Asked why we used images of the “Weeping Buddha” statue, as well as classical art depicting the life of Jesus in this video, the sadness of knowing is never personal to one man alone, but is a universal symptom through which, no matter what the circumstance, all must pass on the road to Compassion. It is the product and result of living in a world that neither recognizes nor accepts the teachings of the masters.

Shunned by the masses, and disowned by the people, the disciplines of Truth herald the decline of material existence, and mortal man finds himself challenged by the call to live a higher life, all the while rejecting anything that threatens his attachment to form.

While all such scenario to the seer is but further challenge and opportunity to go deeper, he still finds himself in a world of opposition, for which there is, indeed, an inevitable “sadness” he feels. It is impossible to avoid the judgment of the human mind, once one finds oneself instrumental in sharing and revealing such truth, attracting the detractor as it surely does.

So, to the best of one’s ability, one lives a life of silence and aloneness, finger on the lips, “letting not the left hand know what the right hand is doing,” endeavoring to live by the guidelines and disciplines of spiritual Principle.

Throughout history, “the Passion, the Heart, the Voice, the Cry” has been depicted in art and literature by those visionaries and writers sensitive enough to recognize it, and will forever document both the agony and the ecstasy of those whose lives have gone before to prepare a place for us all, those who truly understand The Sadness of Knowing.

* * * * *

If you enjoy "The Sadness of Knowing," you might also like "The Common Touch,"
an audio recording on living the Christian Principle through understanding the Divinity of Humanity.

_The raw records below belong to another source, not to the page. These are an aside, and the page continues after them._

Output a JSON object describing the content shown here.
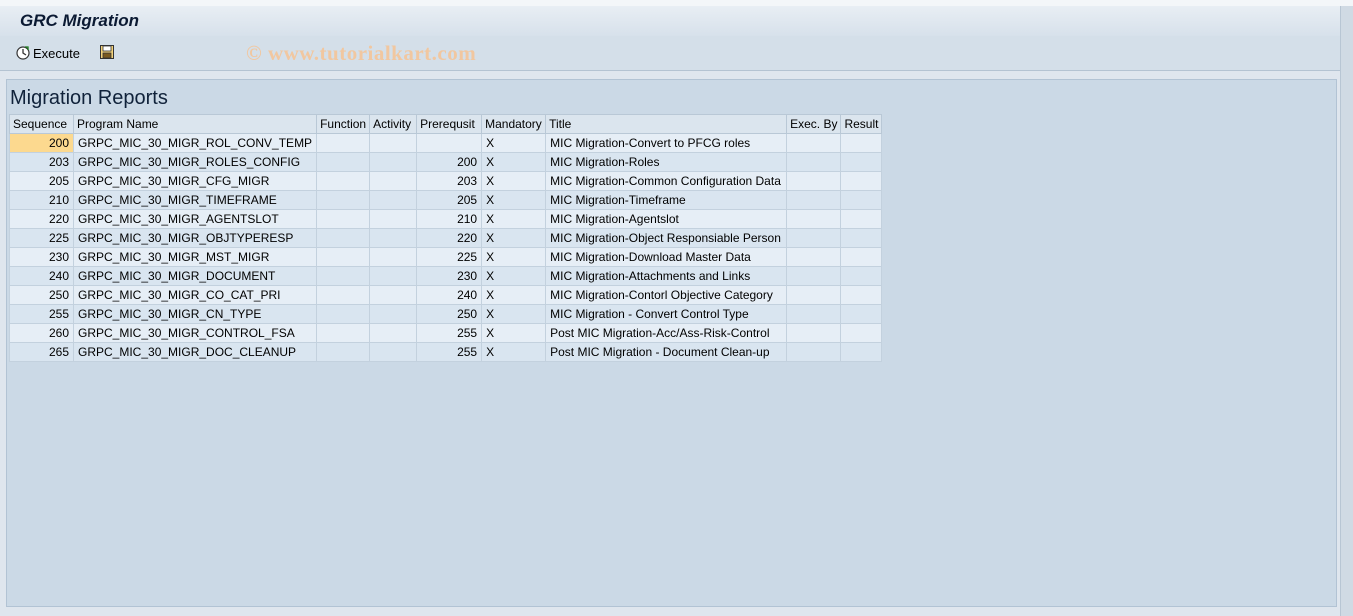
{
  "app": {
    "title": "GRC Migration"
  },
  "toolbar": {
    "execute_label": "Execute"
  },
  "watermark": "© www.tutorialkart.com",
  "panel": {
    "title": "Migration Reports"
  },
  "table": {
    "columns": [
      "Sequence",
      "Program Name",
      "Function",
      "Activity",
      "Prerequsit",
      "Mandatory",
      "Title",
      "Exec. By",
      "Result"
    ],
    "rows": [
      [
        "200",
        "GRPC_MIC_30_MIGR_ROL_CONV_TEMP",
        "",
        "",
        "",
        "X",
        "MIC Migration-Convert to PFCG roles",
        "",
        ""
      ],
      [
        "203",
        "GRPC_MIC_30_MIGR_ROLES_CONFIG",
        "",
        "",
        "200",
        "X",
        "MIC Migration-Roles",
        "",
        ""
      ],
      [
        "205",
        "GRPC_MIC_30_MIGR_CFG_MIGR",
        "",
        "",
        "203",
        "X",
        "MIC Migration-Common Configuration Data",
        "",
        ""
      ],
      [
        "210",
        "GRPC_MIC_30_MIGR_TIMEFRAME",
        "",
        "",
        "205",
        "X",
        "MIC Migration-Timeframe",
        "",
        ""
      ],
      [
        "220",
        "GRPC_MIC_30_MIGR_AGENTSLOT",
        "",
        "",
        "210",
        "X",
        "MIC Migration-Agentslot",
        "",
        ""
      ],
      [
        "225",
        "GRPC_MIC_30_MIGR_OBJTYPERESP",
        "",
        "",
        "220",
        "X",
        "MIC Migration-Object Responsiable Person",
        "",
        ""
      ],
      [
        "230",
        "GRPC_MIC_30_MIGR_MST_MIGR",
        "",
        "",
        "225",
        "X",
        "MIC Migration-Download Master Data",
        "",
        ""
      ],
      [
        "240",
        "GRPC_MIC_30_MIGR_DOCUMENT",
        "",
        "",
        "230",
        "X",
        "MIC Migration-Attachments and Links",
        "",
        ""
      ],
      [
        "250",
        "GRPC_MIC_30_MIGR_CO_CAT_PRI",
        "",
        "",
        "240",
        "X",
        "MIC Migration-Contorl Objective Category",
        "",
        ""
      ],
      [
        "255",
        "GRPC_MIC_30_MIGR_CN_TYPE",
        "",
        "",
        "250",
        "X",
        "MIC Migration - Convert Control Type",
        "",
        ""
      ],
      [
        "260",
        "GRPC_MIC_30_MIGR_CONTROL_FSA",
        "",
        "",
        "255",
        "X",
        "Post MIC Migration-Acc/Ass-Risk-Control",
        "",
        ""
      ],
      [
        "265",
        "GRPC_MIC_30_MIGR_DOC_CLEANUP",
        "",
        "",
        "255",
        "X",
        "Post MIC Migration - Document Clean-up",
        "",
        ""
      ]
    ]
  }
}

Also illustrating that sense of separation that finds us all from time to time, you might enjoy
Why Hast Thou Forsaken Me.”